Tuesday, 17 March 2009
Stewart Lee's Comedy Vehicle, BBC2
Did we like it?
A welcome return to the small screen for Richard Herring’s taller, (marginally) slimmer and deadpan former partner. Mixing standup comedy about a particular subject – in this case, the phenomenon of ‘toilet books’ – interspersed with relevant sketches, this showed Lee at his witty, caustic best. We’ll definitely be tuning in again.
What was good about it?
• Stewart’s critique of Dan Brown’s writing style and how the world really doesn’t need the musings of Chris Moyles was a bit like nuking fish in a barrel, but was still done with his trademark caustic wit.

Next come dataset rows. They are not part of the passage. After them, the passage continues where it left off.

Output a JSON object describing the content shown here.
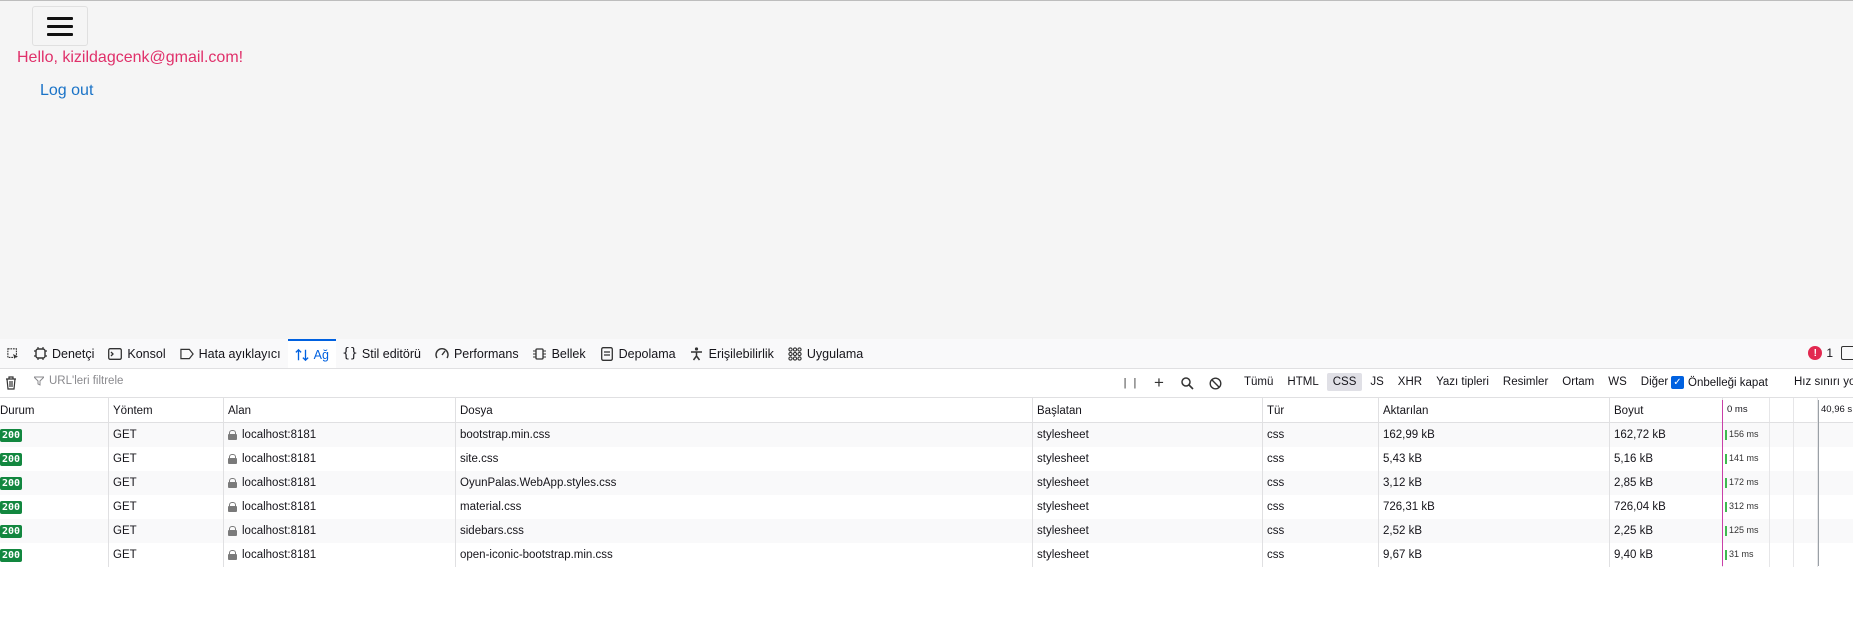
{
  "page": {
    "greeting": "Hello, kizildagcenk@gmail.com!",
    "logout": "Log out"
  },
  "devtools": {
    "tabs": [
      {
        "label": "Denetçi",
        "icon": "inspector-icon"
      },
      {
        "label": "Konsol",
        "icon": "console-icon"
      },
      {
        "label": "Hata ayıklayıcı",
        "icon": "debugger-icon"
      },
      {
        "label": "Ağ",
        "icon": "network-icon",
        "active": true
      },
      {
        "label": "Stil editörü",
        "icon": "style-editor-icon"
      },
      {
        "label": "Performans",
        "icon": "performance-icon"
      },
      {
        "label": "Bellek",
        "icon": "memory-icon"
      },
      {
        "label": "Depolama",
        "icon": "storage-icon"
      },
      {
        "label": "Erişilebilirlik",
        "icon": "accessibility-icon"
      },
      {
        "label": "Uygulama",
        "icon": "application-icon"
      }
    ],
    "error_count": "1",
    "filter_placeholder": "URL'leri filtrele",
    "type_filters": [
      "Tümü",
      "HTML",
      "CSS",
      "JS",
      "XHR",
      "Yazı tipleri",
      "Resimler",
      "Ortam",
      "WS",
      "Diğer"
    ],
    "active_type_filter": "CSS",
    "disable_cache_label": "Önbelleği kapat",
    "throttle_label": "Hız sınırı yo",
    "columns": {
      "status": "Durum",
      "method": "Yöntem",
      "domain": "Alan",
      "file": "Dosya",
      "initiator": "Başlatan",
      "type": "Tür",
      "transferred": "Aktarılan",
      "size": "Boyut",
      "wf_start": "0 ms",
      "wf_end": "40,96 s"
    },
    "rows": [
      {
        "status": "200",
        "method": "GET",
        "domain": "localhost:8181",
        "file": "bootstrap.min.css",
        "initiator": "stylesheet",
        "type": "css",
        "transferred": "162,99 kB",
        "size": "162,72 kB",
        "timing": "156 ms"
      },
      {
        "status": "200",
        "method": "GET",
        "domain": "localhost:8181",
        "file": "site.css",
        "initiator": "stylesheet",
        "type": "css",
        "transferred": "5,43 kB",
        "size": "5,16 kB",
        "timing": "141 ms"
      },
      {
        "status": "200",
        "method": "GET",
        "domain": "localhost:8181",
        "file": "OyunPalas.WebApp.styles.css",
        "initiator": "stylesheet",
        "type": "css",
        "transferred": "3,12 kB",
        "size": "2,85 kB",
        "timing": "172 ms"
      },
      {
        "status": "200",
        "method": "GET",
        "domain": "localhost:8181",
        "file": "material.css",
        "initiator": "stylesheet",
        "type": "css",
        "transferred": "726,31 kB",
        "size": "726,04 kB",
        "timing": "312 ms"
      },
      {
        "status": "200",
        "method": "GET",
        "domain": "localhost:8181",
        "file": "sidebars.css",
        "initiator": "stylesheet",
        "type": "css",
        "transferred": "2,52 kB",
        "size": "2,25 kB",
        "timing": "125 ms"
      },
      {
        "status": "200",
        "method": "GET",
        "domain": "localhost:8181",
        "file": "open-iconic-bootstrap.min.css",
        "initiator": "stylesheet",
        "type": "css",
        "transferred": "9,67 kB",
        "size": "9,40 kB",
        "timing": "31 ms"
      }
    ]
  }
}
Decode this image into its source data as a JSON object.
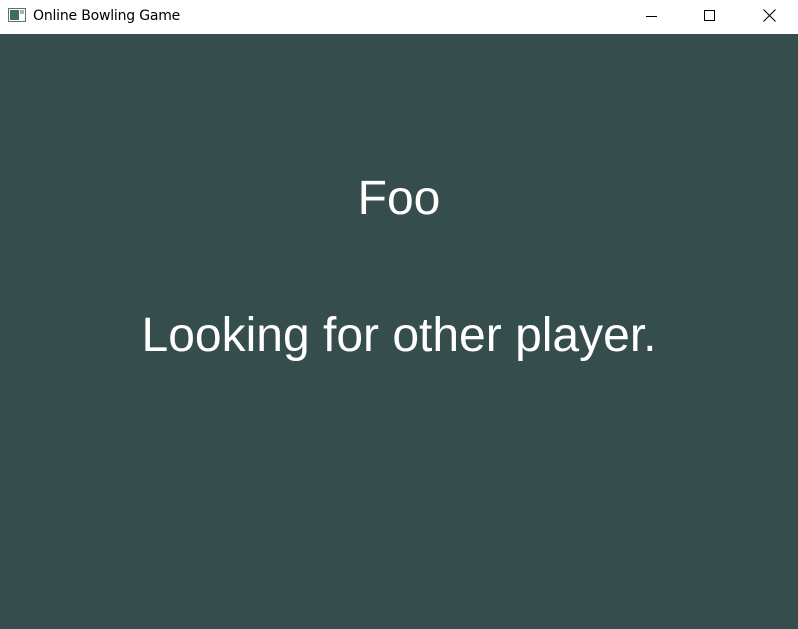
{
  "window": {
    "title": "Online Bowling Game",
    "icon": "app-window-icon",
    "controls": [
      "minimize-icon",
      "maximize-icon",
      "close-icon"
    ]
  },
  "game": {
    "player_name": "Foo",
    "status": "Looking for other player."
  },
  "colors": {
    "background": "#354e4d",
    "text": "#ffffff",
    "titlebar": "#ffffff"
  }
}
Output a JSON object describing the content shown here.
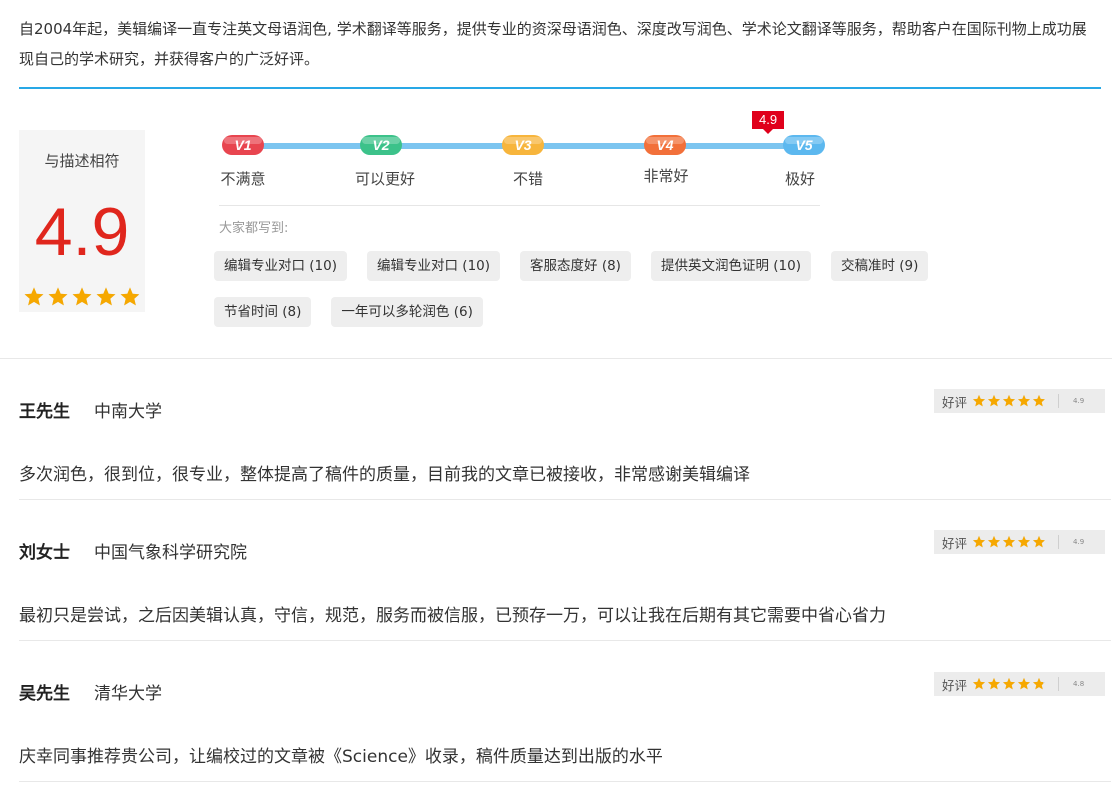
{
  "intro": {
    "text": "自2004年起，美辑编译一直专注英文母语润色, 学术翻译等服务，提供专业的资深母语润色、深度改写润色、学术论文翻译等服务，帮助客户在国际刊物上成功展现自己的学术研究，并获得客户的广泛好评。"
  },
  "summary": {
    "label": "与描述相符",
    "score": "4.9",
    "stars": 4.9,
    "star_color": "#f6a800"
  },
  "scale": {
    "marker_value": "4.9",
    "levels": [
      {
        "badge": "V1",
        "label": "不满意",
        "color": "#e8454f"
      },
      {
        "badge": "V2",
        "label": "可以更好",
        "color": "#3cc28a"
      },
      {
        "badge": "V3",
        "label": "不错",
        "color": "#f7b53c"
      },
      {
        "badge": "V4",
        "label": "非常好",
        "color": "#f2703a"
      },
      {
        "badge": "V5",
        "label": "极好",
        "color": "#5cb8ef"
      }
    ]
  },
  "tags": {
    "title": "大家都写到:",
    "items": [
      "编辑专业对口 (10)",
      "编辑专业对口 (10)",
      "客服态度好 (8)",
      "提供英文润色证明 (10)",
      "交稿准时 (9)",
      "节省时间 (8)",
      "一年可以多轮润色 (6)"
    ]
  },
  "reviews": [
    {
      "name": "王先生",
      "org": "中南大学",
      "rating_word": "好评",
      "rating": "4.9",
      "text": "多次润色，很到位，很专业，整体提高了稿件的质量，目前我的文章已被接收，非常感谢美辑编译"
    },
    {
      "name": "刘女士",
      "org": "中国气象科学研究院",
      "rating_word": "好评",
      "rating": "4.9",
      "text": "最初只是尝试，之后因美辑认真，守信，规范，服务而被信服，已预存一万，可以让我在后期有其它需要中省心省力"
    },
    {
      "name": "吴先生",
      "org": "清华大学",
      "rating_word": "好评",
      "rating": "4.8",
      "text": "庆幸同事推荐贵公司，让编校过的文章被《Science》收录，稿件质量达到出版的水平"
    }
  ]
}
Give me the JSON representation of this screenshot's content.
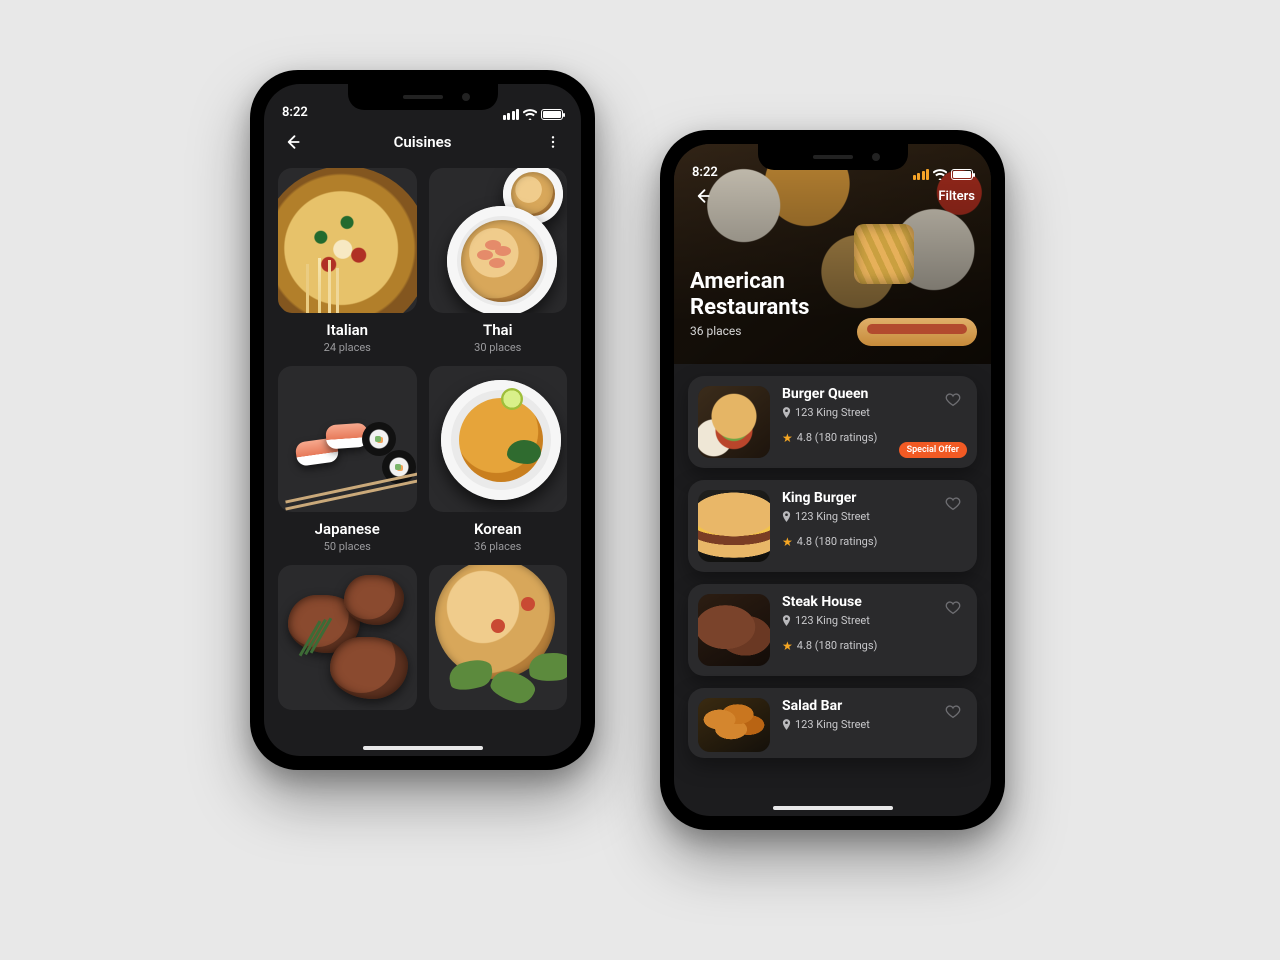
{
  "status": {
    "time": "8:22"
  },
  "left": {
    "title": "Cuisines",
    "tiles": [
      {
        "name": "Italian",
        "sub": "24 places"
      },
      {
        "name": "Thai",
        "sub": "30 places"
      },
      {
        "name": "Japanese",
        "sub": "50 places"
      },
      {
        "name": "Korean",
        "sub": "36 places"
      }
    ]
  },
  "right": {
    "filters": "Filters",
    "title_line1": "American",
    "title_line2": "Restaurants",
    "sub": "36 places",
    "badge": "Special Offer",
    "restaurants": [
      {
        "name": "Burger Queen",
        "addr": "123 King Street",
        "rating": "4.8 (180 ratings)"
      },
      {
        "name": "King Burger",
        "addr": "123 King Street",
        "rating": "4.8 (180 ratings)"
      },
      {
        "name": "Steak House",
        "addr": "123 King Street",
        "rating": "4.8 (180 ratings)"
      },
      {
        "name": "Salad Bar",
        "addr": "123 King Street",
        "rating": ""
      }
    ]
  }
}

• Stewart’s comment that after buying six Jeremy Clarkson books on Amazon it needs thousands of man-hours to subsequently correct your customer profile – otherwise you get recommendations such as “Mein Kampf”.
• Chris Moyles had confessed that he had no greater ambition for his writings than just being a good “toilet book”. Stewart pointed out that having a quote from Davina McCall on the front that the book was “butt-clenchingly honest” put paid to that lofty ambition.
• The great Kevin Eldon played William Tyndale (the first man to translate the Bible into English, and subsequently burnt at the stake) translating Moyles book into English, and suffering his eventual martyrdom. “For too long the written word has been the preserve of the elite. Chris Moyles expresses such noble and improving sentiments!”
• After taking the mickey out of Asher D (So Solid Crew and Grange Hill) and his autobiography (a page of pictures for every page of text), Stewart faced the camera and admitted he was ‘disrespecting’ Asher and the So Solid Crew, “Disrespecting you to the max!” We cut to Stewart sitting in his comedy vehicle, whilst a black guy pulled up in a 4x4 next to him. Stewart looks edgy until suddenly the Grange Hill ‘sausage on a fork’ pops into view.
• “No, I haven’t read the latest Harry Potter book, but I have read the complete works of visionary poet William Blake. So fuck off!”
• Stewart mocking the Irish “real-life tragedy” books. It’s a pity that “The Teats that wept Tears” by Paddy McGinty’s Goat hasn’t been published.
What was bad about it?
• Like an old man repeating himself, Lee’s description of “rappers, the rap singers – you see them on ‘The Top of the Pops’” was initially funny, but he could have cut it short by a minute to get some more material in.